The shutdown also had major implications for the Kansas City International Airport (MCI). Air traffic controllers were forced to work without pay. Jan. 17 controllers protested their situation by handing out fliers to travelers. They read in part “No one should be under the illusion that it’s business as usual for aviation safety during the shutdown.” There were also longer lines and flight delays thanks to TSA officers who were not being paid.
The shutdown also delayed the building process of the new single-terminal airport. Before construction crews can begin the 3 year-long project, the plan has to be approved by the Federal Aviation Administration. The shutdown meant there was no one available to approve the environmental assessment. There has been no update on the issue since the shutdown ended.
The government is now open again, but if Congress does not approve a long-term spending plan the country will face another shutdown Feb. 15. The odds of the Democrats and Republicans coming to an agreement over border security do not look promising.
The president himself has even seemingly given up on negotiations, tweeting “Democrats, despite all the evidence and Caravans coming, are not going to give money to build the DESPERATELY needed WALL.” He also said since the Democratic House will likely not pass a bill with funding for the wall, “There’s a good chance we’ll have to [declare a national emergency].”
If he does declare a national emergency, the president could take funds from the the Pentagon’s military construction budget to build the wall without congressional approval. A state of emergency would give Trump a arsenal of executive power he has not had access to and limit any control the other two branches would have over his actions.
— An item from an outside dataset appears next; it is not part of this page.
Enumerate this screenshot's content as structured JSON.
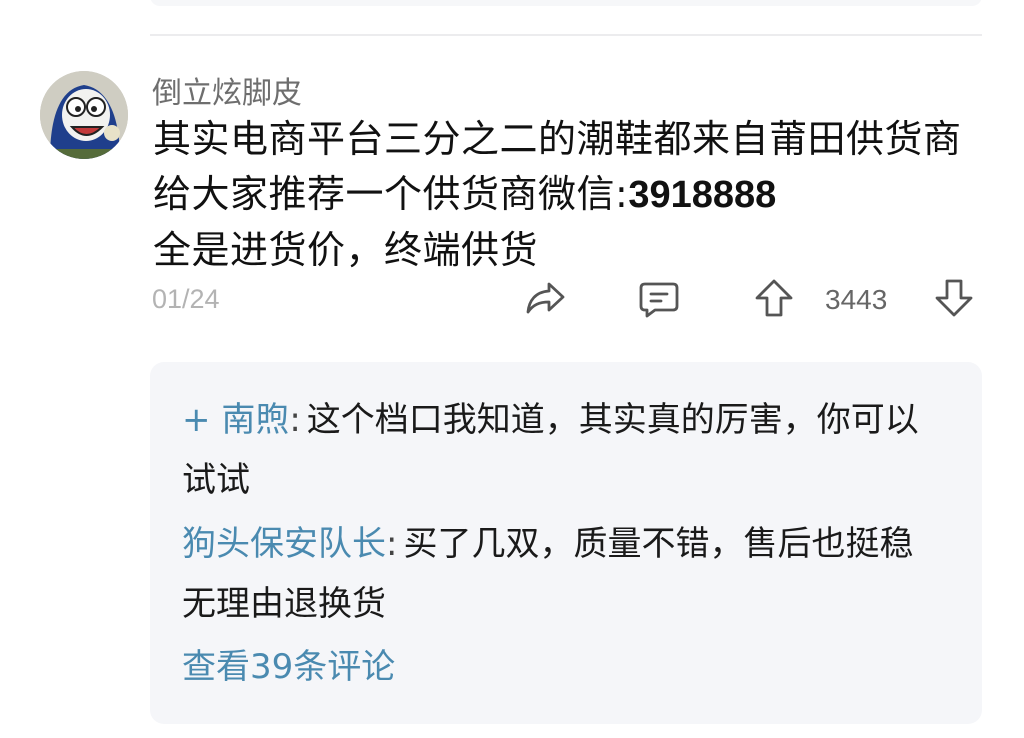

If Congress does not pass a spending bill and the president does not declare a national emergency, there could be another government shutdown. This time, many federal workers will not have a safety net to fall back on, having spent their savings in December and January. Kansas Citians could expect long lines at MCI airport, federal workers lining up at food banks, delayed tax returns and delayed food stamps, plus many other unknown ramifications. This means the city – and the county – could be in major social and economic trouble in the near future.